In the ongoing patent infringement claim involving our client, Tinnus Enterprises LLC, the U.S. Court of Appeals for the Federal Circuit has denied Telebrands Corp.’s motion to dismiss the case. The Federal Circuit rejected Telebrands’ claim that Texas is an improper venue, essentially affirming a lower court’s finding that the toy maker had forfeited its venue defense through previous litigation. The ruling is not intended to set a CAFC precedent, however, as it only pertains to the facts in this case.
The case is centered on a patent covering the Bunch O Balloons toy developed by inventor Josh Malone. The product basically fills multiple water balloons at the same time and it has proven to be a huge commercial success. In March 2017, Tinnus filed a patent infringement lawsuit against Telebrands over its Easy Einstein Balloons product, which also fills multiple water balloons simultaneously.
In the ruling at hand, the panel denied Telebrands’ petition for a writ of mandamus seeking to dismiss the suit on the basis that the Eastern District of Texas was not the proper venue. Telebrands appealed to the Federal Circuit after a federal judge in the Eastern District of Texas adopted a magistrate judge’s reasoning by finding that Telebrands waived its venue objections in prior disputes related to the balloon filling patent.

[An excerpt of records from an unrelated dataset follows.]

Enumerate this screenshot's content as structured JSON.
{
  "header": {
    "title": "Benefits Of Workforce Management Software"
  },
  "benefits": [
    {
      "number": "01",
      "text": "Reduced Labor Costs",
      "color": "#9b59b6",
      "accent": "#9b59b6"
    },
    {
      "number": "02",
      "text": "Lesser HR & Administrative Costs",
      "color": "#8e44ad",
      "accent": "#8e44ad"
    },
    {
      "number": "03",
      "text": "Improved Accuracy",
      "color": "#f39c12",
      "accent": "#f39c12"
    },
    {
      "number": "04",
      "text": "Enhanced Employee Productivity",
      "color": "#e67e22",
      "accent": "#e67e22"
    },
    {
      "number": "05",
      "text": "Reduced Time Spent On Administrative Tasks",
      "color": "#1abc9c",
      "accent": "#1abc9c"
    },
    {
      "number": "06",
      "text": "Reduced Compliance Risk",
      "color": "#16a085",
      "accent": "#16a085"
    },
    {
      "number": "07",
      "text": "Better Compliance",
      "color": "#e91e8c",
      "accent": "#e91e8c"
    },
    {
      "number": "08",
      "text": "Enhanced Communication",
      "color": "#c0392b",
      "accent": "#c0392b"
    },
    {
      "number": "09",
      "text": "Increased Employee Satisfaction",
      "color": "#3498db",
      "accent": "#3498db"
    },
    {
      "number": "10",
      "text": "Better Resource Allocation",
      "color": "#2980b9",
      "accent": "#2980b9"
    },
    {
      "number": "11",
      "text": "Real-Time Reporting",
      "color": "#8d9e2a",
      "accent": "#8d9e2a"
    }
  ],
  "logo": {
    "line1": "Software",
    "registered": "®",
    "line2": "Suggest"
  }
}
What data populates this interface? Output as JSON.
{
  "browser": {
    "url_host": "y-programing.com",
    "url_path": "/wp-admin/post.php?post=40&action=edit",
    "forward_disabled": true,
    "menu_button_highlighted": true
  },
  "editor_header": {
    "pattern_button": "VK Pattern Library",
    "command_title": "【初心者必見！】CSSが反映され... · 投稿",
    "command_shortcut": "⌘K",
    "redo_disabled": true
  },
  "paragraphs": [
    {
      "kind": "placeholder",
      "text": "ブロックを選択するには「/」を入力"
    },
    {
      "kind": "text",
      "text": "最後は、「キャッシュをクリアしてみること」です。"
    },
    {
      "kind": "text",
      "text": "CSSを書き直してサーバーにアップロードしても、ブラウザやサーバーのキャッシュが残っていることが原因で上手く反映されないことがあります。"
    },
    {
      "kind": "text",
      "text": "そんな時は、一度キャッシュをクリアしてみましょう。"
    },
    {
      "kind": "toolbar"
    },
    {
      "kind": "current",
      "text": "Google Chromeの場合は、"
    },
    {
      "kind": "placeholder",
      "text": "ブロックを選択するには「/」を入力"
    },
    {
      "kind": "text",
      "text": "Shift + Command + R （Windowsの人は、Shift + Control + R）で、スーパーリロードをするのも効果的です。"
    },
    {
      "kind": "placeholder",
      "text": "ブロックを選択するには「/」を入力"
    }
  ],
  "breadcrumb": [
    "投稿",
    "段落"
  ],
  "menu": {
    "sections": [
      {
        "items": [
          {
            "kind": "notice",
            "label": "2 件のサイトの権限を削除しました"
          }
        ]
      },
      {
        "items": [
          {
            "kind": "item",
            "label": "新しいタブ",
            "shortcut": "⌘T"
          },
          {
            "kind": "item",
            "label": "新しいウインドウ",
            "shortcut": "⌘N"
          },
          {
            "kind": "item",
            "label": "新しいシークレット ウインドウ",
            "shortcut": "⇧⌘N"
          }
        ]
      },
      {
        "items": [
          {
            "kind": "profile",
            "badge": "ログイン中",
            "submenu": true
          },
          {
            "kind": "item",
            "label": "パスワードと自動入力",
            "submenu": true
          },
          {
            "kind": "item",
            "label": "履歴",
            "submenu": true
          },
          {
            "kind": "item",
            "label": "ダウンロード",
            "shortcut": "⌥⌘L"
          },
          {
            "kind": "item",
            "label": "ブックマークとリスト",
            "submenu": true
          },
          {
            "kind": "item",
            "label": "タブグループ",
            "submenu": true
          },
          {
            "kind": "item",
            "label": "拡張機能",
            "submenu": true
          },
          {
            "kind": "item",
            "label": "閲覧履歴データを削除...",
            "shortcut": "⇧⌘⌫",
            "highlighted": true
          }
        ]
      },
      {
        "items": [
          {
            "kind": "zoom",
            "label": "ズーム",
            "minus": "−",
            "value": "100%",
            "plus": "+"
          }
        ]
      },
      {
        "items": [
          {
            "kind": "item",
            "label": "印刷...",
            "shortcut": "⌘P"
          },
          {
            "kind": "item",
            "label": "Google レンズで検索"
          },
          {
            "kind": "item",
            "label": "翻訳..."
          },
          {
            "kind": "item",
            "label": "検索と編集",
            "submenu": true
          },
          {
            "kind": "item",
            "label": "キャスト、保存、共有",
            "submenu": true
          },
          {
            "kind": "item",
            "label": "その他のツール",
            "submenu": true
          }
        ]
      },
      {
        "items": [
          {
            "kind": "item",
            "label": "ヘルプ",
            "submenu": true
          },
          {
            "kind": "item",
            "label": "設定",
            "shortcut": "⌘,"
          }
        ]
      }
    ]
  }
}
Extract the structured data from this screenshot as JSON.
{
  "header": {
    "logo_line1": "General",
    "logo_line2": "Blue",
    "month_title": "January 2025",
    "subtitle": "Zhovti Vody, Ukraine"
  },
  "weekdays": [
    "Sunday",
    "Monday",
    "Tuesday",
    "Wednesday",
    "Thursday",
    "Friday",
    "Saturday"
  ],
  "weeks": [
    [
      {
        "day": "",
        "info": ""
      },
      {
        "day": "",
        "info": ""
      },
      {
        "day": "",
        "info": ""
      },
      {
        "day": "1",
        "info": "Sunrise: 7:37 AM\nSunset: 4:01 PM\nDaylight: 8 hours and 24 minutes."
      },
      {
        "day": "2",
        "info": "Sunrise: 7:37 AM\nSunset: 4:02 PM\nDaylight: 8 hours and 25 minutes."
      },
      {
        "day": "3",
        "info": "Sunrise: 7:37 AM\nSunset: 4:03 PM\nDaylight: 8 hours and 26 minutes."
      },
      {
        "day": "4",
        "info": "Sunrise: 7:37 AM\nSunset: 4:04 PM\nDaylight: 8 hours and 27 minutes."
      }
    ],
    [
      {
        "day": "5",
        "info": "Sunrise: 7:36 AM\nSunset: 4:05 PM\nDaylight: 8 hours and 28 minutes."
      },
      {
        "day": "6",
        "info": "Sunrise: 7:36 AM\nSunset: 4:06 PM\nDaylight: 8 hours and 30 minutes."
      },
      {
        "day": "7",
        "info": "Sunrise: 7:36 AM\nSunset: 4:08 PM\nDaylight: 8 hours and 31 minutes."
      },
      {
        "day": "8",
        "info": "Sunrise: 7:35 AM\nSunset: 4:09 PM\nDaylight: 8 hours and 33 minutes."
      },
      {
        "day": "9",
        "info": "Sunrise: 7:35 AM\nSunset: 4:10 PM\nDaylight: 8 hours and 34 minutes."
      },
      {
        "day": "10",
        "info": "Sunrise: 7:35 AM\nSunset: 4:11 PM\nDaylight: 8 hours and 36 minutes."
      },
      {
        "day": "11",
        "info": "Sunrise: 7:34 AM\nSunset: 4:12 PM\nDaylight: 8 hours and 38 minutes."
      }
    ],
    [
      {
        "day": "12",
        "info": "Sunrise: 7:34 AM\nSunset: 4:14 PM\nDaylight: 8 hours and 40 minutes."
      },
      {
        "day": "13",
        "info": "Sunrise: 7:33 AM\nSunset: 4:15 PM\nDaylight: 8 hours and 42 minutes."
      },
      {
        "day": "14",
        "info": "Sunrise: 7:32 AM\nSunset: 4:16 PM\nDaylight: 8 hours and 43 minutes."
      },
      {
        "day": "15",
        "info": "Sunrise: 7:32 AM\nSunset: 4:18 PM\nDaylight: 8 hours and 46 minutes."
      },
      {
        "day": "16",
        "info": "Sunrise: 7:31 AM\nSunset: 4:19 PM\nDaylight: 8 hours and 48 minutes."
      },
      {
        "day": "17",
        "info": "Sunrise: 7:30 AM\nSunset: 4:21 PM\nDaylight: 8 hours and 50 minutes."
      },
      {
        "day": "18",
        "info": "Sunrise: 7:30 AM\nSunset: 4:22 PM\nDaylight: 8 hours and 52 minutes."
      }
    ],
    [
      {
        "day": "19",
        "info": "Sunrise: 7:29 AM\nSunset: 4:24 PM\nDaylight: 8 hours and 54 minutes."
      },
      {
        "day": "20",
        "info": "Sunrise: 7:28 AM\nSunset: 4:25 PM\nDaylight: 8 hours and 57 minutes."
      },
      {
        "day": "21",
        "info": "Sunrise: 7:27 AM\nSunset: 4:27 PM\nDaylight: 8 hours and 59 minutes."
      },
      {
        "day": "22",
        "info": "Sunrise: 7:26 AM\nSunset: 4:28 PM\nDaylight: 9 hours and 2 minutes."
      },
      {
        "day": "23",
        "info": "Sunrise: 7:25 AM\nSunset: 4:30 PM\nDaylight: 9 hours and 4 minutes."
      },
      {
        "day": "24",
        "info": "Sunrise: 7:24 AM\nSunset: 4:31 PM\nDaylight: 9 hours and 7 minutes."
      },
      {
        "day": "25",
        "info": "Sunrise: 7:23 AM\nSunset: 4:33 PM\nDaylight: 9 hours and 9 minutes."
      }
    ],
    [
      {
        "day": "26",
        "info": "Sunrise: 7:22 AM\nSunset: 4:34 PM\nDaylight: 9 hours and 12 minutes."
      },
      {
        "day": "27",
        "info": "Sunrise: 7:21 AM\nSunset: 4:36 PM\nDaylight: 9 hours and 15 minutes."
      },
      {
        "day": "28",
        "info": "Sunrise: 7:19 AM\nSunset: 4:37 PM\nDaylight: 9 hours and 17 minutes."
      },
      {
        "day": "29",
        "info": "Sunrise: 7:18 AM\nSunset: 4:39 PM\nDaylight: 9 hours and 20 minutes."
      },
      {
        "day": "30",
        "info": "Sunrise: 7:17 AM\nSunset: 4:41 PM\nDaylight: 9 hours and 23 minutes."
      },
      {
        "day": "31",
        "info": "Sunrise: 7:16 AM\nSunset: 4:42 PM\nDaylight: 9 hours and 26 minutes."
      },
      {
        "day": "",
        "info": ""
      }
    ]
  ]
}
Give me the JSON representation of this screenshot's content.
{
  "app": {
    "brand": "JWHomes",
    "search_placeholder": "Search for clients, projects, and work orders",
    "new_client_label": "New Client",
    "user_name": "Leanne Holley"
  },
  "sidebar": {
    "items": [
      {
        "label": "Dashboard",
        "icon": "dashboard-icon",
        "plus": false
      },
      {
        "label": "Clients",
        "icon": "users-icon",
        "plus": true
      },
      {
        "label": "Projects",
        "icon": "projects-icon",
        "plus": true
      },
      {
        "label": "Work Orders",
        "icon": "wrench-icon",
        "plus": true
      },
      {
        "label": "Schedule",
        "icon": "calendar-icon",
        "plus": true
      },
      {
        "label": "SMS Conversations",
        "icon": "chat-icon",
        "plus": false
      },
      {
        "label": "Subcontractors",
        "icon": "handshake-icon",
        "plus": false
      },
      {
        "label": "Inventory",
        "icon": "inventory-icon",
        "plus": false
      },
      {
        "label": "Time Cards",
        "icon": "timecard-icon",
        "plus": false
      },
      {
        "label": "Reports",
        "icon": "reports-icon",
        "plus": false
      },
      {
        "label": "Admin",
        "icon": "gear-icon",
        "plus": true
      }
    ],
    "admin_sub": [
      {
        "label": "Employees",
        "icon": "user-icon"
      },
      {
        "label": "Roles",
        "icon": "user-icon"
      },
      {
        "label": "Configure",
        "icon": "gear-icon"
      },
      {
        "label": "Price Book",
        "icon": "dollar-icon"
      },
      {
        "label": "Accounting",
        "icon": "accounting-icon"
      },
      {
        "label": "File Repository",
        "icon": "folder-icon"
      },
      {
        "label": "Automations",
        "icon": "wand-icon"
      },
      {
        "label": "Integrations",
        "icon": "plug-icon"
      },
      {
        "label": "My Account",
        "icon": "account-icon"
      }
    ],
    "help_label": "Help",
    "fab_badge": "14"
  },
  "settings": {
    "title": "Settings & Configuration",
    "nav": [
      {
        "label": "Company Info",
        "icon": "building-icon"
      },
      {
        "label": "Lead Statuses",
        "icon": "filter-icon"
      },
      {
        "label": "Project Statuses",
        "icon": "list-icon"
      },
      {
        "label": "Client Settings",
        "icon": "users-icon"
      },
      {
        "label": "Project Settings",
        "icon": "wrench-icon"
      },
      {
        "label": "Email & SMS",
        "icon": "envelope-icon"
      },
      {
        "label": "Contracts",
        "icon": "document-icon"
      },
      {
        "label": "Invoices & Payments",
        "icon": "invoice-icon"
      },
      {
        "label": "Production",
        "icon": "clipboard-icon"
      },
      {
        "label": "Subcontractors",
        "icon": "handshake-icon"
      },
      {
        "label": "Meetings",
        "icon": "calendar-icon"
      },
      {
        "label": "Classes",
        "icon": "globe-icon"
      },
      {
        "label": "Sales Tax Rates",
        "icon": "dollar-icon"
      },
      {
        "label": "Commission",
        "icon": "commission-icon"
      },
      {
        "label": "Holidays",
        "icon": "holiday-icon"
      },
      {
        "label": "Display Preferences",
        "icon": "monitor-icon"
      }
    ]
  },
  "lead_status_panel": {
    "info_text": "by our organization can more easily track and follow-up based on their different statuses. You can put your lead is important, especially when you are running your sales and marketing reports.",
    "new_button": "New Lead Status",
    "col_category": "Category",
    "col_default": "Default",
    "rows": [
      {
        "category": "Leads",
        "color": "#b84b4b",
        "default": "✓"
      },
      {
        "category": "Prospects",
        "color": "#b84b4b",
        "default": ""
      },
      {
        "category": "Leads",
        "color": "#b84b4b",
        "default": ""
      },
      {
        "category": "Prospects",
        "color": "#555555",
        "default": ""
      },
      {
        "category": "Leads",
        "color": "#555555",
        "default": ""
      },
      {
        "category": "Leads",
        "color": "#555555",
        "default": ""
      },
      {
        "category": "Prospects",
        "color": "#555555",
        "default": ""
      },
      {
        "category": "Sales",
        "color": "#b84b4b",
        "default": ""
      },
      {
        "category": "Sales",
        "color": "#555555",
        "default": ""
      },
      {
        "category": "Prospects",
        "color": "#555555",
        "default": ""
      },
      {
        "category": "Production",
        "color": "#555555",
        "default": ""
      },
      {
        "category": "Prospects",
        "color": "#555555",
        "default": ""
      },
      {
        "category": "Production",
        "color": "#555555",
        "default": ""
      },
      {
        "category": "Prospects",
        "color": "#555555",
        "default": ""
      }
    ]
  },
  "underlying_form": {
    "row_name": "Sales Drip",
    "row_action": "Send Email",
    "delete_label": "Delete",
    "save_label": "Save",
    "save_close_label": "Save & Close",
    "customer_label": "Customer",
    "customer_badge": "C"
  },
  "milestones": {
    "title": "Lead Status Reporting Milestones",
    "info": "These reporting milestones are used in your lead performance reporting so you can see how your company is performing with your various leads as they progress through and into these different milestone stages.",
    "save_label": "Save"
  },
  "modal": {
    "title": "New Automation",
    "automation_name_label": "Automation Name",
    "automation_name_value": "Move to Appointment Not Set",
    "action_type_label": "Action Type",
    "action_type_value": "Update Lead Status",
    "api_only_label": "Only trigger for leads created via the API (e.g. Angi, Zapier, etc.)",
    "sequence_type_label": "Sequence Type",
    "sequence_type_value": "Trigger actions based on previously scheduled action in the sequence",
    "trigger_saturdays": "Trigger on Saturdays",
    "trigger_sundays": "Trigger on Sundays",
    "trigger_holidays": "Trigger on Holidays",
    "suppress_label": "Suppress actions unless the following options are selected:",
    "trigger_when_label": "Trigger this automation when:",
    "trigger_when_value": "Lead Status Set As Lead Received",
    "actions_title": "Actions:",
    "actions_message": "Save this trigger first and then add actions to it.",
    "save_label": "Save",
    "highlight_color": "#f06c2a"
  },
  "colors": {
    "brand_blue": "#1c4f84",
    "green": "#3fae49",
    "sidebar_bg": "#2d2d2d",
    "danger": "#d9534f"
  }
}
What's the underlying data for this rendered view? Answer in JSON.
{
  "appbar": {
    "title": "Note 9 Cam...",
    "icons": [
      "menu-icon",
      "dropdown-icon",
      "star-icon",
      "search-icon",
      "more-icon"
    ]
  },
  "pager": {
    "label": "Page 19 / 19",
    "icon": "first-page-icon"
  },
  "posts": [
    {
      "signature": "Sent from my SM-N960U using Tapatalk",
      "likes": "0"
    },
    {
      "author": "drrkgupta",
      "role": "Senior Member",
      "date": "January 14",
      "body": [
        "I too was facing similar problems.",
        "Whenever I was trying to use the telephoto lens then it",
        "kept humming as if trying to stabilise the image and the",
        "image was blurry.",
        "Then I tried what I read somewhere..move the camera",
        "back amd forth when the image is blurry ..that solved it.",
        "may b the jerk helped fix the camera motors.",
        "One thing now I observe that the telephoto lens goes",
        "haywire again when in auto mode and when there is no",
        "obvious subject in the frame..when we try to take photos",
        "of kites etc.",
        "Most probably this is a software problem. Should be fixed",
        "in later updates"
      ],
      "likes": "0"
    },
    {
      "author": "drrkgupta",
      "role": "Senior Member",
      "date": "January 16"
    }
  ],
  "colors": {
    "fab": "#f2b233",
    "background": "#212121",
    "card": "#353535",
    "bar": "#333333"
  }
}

In March, the magistrate judge ruled that venue was proper because Telebrands had paid for retail space in the Eastern District, which acted as a regular and established place of business. The magistrate judge also ruled that this case was a continuation of numerous proceedings related to the patent infringement case in which Telebrands failed to assert any valid venue objections before trial.
In petitioning the Federal Circuit, Telebrands argued that the venue decision was contrary to the court’s previous decision in In re Cray, a ruling that defined a place of business for patent venue purposes. The panel disagreed, however, writing that “Telebrands’ request for relief can be addressed on appeal by this court after a final judgment is reached in the case.”
The court also noted its reluctance to interfere with the district court’s findings in the case, citing the lower court’s discretion in waiver determinations.
The Federal Circuit decision comes on the heels of a number of rulings that have gone against Telebrands in this matter in both the district court and the CAFC. If nothing else, this case highlights how pursuing a successful patent infringement claim requires the advice and counsel of experienced intellectual property attorneys.